Data about app and page elements:

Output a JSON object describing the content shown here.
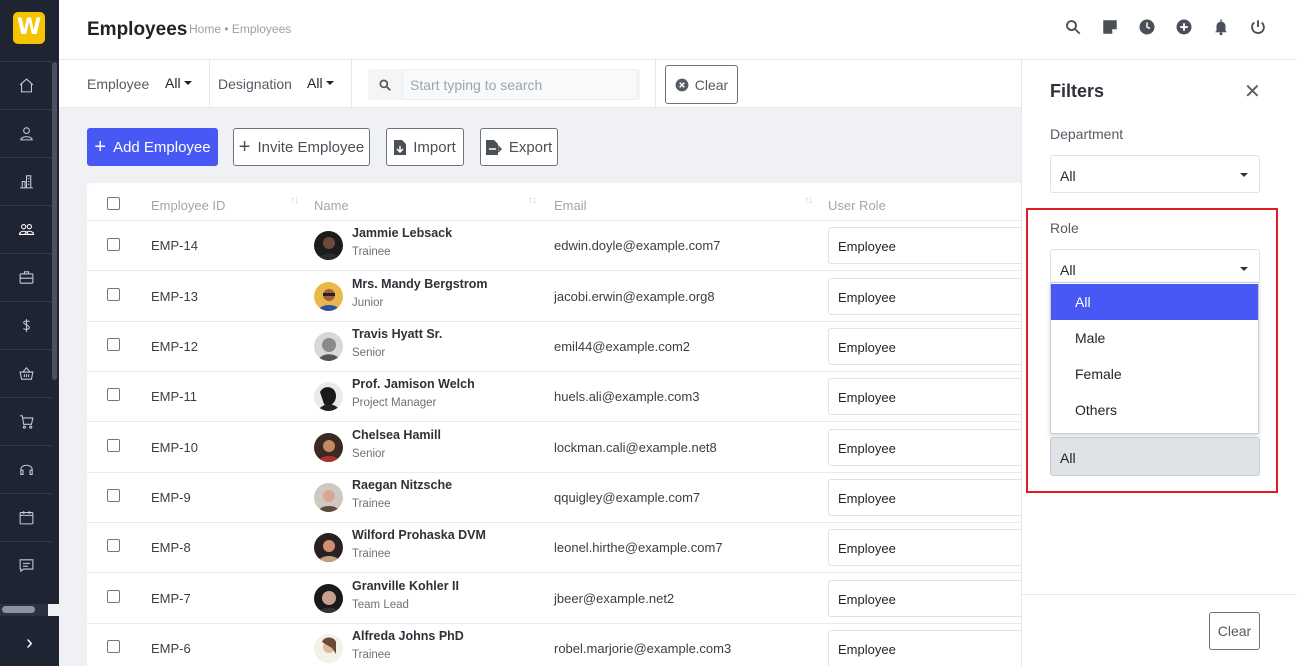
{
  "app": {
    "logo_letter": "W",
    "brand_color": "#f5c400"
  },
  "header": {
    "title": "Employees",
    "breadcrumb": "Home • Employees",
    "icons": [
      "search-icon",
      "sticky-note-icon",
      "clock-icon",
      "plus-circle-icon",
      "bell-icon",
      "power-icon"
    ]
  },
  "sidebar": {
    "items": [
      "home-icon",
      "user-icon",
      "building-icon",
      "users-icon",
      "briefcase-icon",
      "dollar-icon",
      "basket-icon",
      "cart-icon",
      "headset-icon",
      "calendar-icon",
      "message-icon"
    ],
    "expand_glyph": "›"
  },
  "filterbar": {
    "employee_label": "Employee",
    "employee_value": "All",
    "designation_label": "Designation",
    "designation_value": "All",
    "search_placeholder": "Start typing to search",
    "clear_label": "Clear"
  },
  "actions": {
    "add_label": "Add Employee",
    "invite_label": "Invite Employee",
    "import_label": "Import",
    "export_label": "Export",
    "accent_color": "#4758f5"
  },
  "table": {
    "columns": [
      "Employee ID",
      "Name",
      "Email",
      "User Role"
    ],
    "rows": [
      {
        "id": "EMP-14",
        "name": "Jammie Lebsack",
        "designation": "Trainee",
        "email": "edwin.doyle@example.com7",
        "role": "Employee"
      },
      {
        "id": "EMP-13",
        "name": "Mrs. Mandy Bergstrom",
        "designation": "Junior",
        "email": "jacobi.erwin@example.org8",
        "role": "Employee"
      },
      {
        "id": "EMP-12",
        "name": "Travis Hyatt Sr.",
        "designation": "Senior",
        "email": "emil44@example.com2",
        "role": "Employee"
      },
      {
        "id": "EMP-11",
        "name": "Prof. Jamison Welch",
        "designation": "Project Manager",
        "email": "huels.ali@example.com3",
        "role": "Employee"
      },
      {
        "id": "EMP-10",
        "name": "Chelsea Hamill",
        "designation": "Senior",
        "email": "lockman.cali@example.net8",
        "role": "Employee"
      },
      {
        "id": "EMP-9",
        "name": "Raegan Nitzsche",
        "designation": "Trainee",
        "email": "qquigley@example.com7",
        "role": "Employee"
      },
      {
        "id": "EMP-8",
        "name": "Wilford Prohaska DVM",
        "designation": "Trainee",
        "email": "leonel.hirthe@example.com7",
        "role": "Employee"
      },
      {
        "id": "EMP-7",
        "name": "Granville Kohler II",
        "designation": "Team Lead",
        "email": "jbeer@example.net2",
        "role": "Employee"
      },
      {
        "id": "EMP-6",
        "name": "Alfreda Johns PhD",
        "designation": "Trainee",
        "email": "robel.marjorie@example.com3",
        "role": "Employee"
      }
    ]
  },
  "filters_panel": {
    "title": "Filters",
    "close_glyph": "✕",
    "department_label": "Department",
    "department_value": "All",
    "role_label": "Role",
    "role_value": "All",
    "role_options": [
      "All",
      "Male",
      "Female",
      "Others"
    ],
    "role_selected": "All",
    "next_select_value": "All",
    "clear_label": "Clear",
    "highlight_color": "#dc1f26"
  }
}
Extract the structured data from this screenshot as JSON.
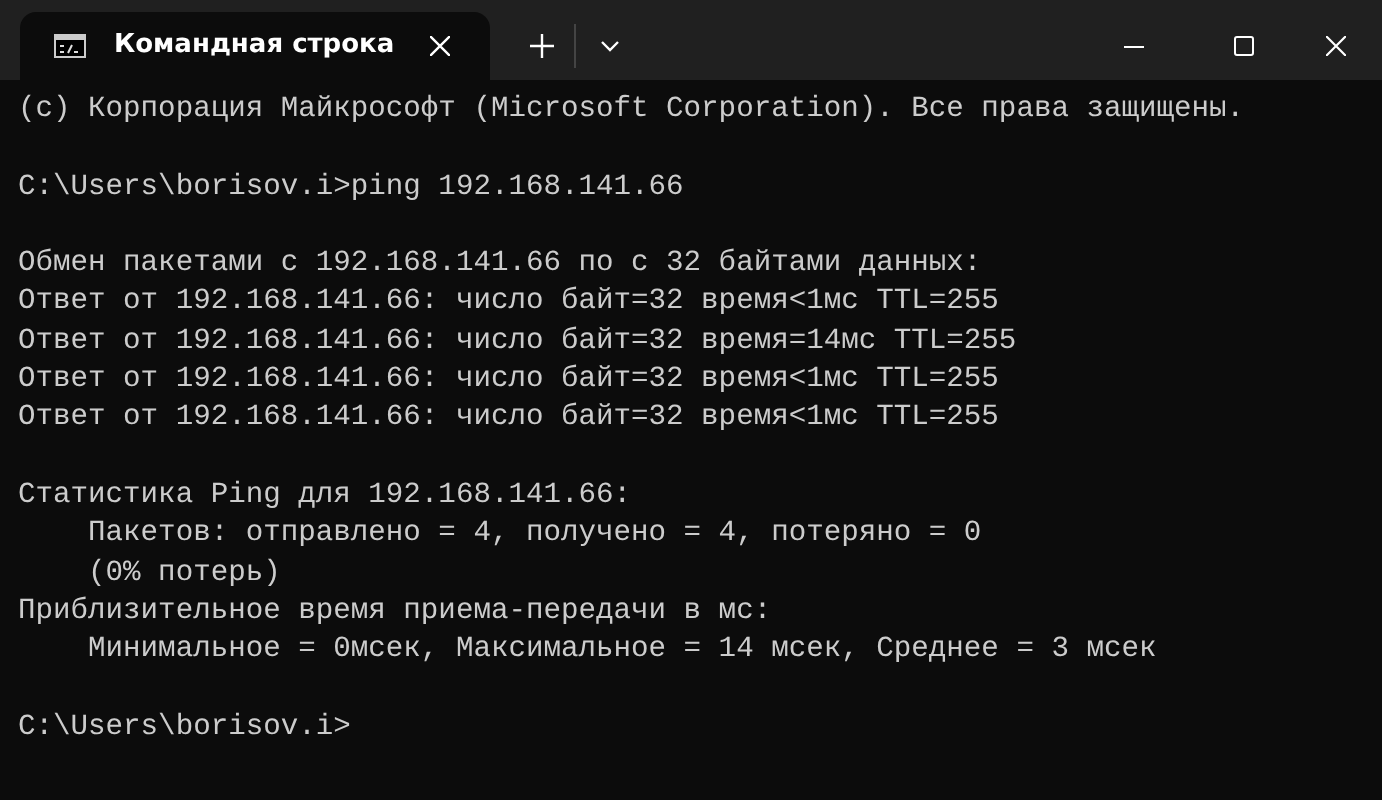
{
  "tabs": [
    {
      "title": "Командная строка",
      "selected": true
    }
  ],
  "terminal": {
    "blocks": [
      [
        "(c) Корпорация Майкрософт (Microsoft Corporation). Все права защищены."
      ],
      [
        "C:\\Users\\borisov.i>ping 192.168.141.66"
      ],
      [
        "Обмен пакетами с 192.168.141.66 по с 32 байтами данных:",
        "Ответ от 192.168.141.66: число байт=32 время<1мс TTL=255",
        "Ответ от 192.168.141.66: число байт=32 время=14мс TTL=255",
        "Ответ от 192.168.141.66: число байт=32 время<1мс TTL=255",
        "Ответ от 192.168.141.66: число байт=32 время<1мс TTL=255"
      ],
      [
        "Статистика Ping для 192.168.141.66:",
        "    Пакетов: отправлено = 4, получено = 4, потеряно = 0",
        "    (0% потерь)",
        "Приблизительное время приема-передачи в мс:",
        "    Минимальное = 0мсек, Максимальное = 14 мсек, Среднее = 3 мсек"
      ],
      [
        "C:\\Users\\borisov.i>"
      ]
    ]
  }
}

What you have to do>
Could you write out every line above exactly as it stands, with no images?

Exercise response>
Output a JSON object describing the content shown here.
{
  "app": {
    "logo_letter": "W",
    "brand_color": "#f5c400"
  },
  "header": {
    "title": "Employees",
    "breadcrumb": "Home • Employees",
    "icons": [
      "search-icon",
      "sticky-note-icon",
      "clock-icon",
      "plus-circle-icon",
      "bell-icon",
      "power-icon"
    ]
  },
  "sidebar": {
    "items": [
      "home-icon",
      "user-icon",
      "building-icon",
      "users-icon",
      "briefcase-icon",
      "dollar-icon",
      "basket-icon",
      "cart-icon",
      "headset-icon",
      "calendar-icon",
      "message-icon"
    ],
    "expand_glyph": "›"
  },
  "filterbar": {
    "employee_label": "Employee",
    "employee_value": "All",
    "designation_label": "Designation",
    "designation_value": "All",
    "search_placeholder": "Start typing to search",
    "clear_label": "Clear"
  },
  "actions": {
    "add_label": "Add Employee",
    "invite_label": "Invite Employee",
    "import_label": "Import",
    "export_label": "Export",
    "accent_color": "#4758f5"
  },
  "table": {
    "columns": [
      "Employee ID",
      "Name",
      "Email",
      "User Role"
    ],
    "rows": [
      {
        "id": "EMP-14",
        "name": "Jammie Lebsack",
        "designation": "Trainee",
        "email": "edwin.doyle@example.com7",
        "role": "Employee"
      },
      {
        "id": "EMP-13",
        "name": "Mrs. Mandy Bergstrom",
        "designation": "Junior",
        "email": "jacobi.erwin@example.org8",
        "role": "Employee"
      },
      {
        "id": "EMP-12",
        "name": "Travis Hyatt Sr.",
        "designation": "Senior",
        "email": "emil44@example.com2",
        "role": "Employee"
      },
      {
        "id": "EMP-11",
        "name": "Prof. Jamison Welch",
        "designation": "Project Manager",
        "email": "huels.ali@example.com3",
        "role": "Employee"
      },
      {
        "id": "EMP-10",
        "name": "Chelsea Hamill",
        "designation": "Senior",
        "email": "lockman.cali@example.net8",
        "role": "Employee"
      },
      {
        "id": "EMP-9",
        "name": "Raegan Nitzsche",
        "designation": "Trainee",
        "email": "qquigley@example.com7",
        "role": "Employee"
      },
      {
        "id": "EMP-8",
        "name": "Wilford Prohaska DVM",
        "designation": "Trainee",
        "email": "leonel.hirthe@example.com7",
        "role": "Employee"
      },
      {
        "id": "EMP-7",
        "name": "Granville Kohler II",
        "designation": "Team Lead",
        "email": "jbeer@example.net2",
        "role": "Employee"
      },
      {
        "id": "EMP-6",
        "name": "Alfreda Johns PhD",
        "designation": "Trainee",
        "email": "robel.marjorie@example.com3",
        "role": "Employee"
      }
    ]
  },
  "filters_panel": {
    "title": "Filters",
    "close_glyph": "✕",
    "department_label": "Department",
    "department_value": "All",
    "role_label": "Role",
    "role_value": "All",
    "role_options": [
      "All",
      "Male",
      "Female",
      "Others"
    ],
    "role_selected": "All",
    "next_select_value": "All",
    "clear_label": "Clear",
    "highlight_color": "#dc1f26"
  }
}
Extract the structured data from this screenshot as JSON.
{
  "tabs": [
    {
      "title": "Командная строка",
      "selected": true
    }
  ],
  "terminal": {
    "blocks": [
      [
        "(c) Корпорация Майкрософт (Microsoft Corporation). Все права защищены."
      ],
      [
        "C:\\Users\\borisov.i>ping 192.168.141.66"
      ],
      [
        "Обмен пакетами с 192.168.141.66 по с 32 байтами данных:",
        "Ответ от 192.168.141.66: число байт=32 время<1мс TTL=255",
        "Ответ от 192.168.141.66: число байт=32 время=14мс TTL=255",
        "Ответ от 192.168.141.66: число байт=32 время<1мс TTL=255",
        "Ответ от 192.168.141.66: число байт=32 время<1мс TTL=255"
      ],
      [
        "Статистика Ping для 192.168.141.66:",
        "    Пакетов: отправлено = 4, получено = 4, потеряно = 0",
        "    (0% потерь)",
        "Приблизительное время приема-передачи в мс:",
        "    Минимальное = 0мсек, Максимальное = 14 мсек, Среднее = 3 мсек"
      ],
      [
        "C:\\Users\\borisov.i>"
      ]
    ]
  }
}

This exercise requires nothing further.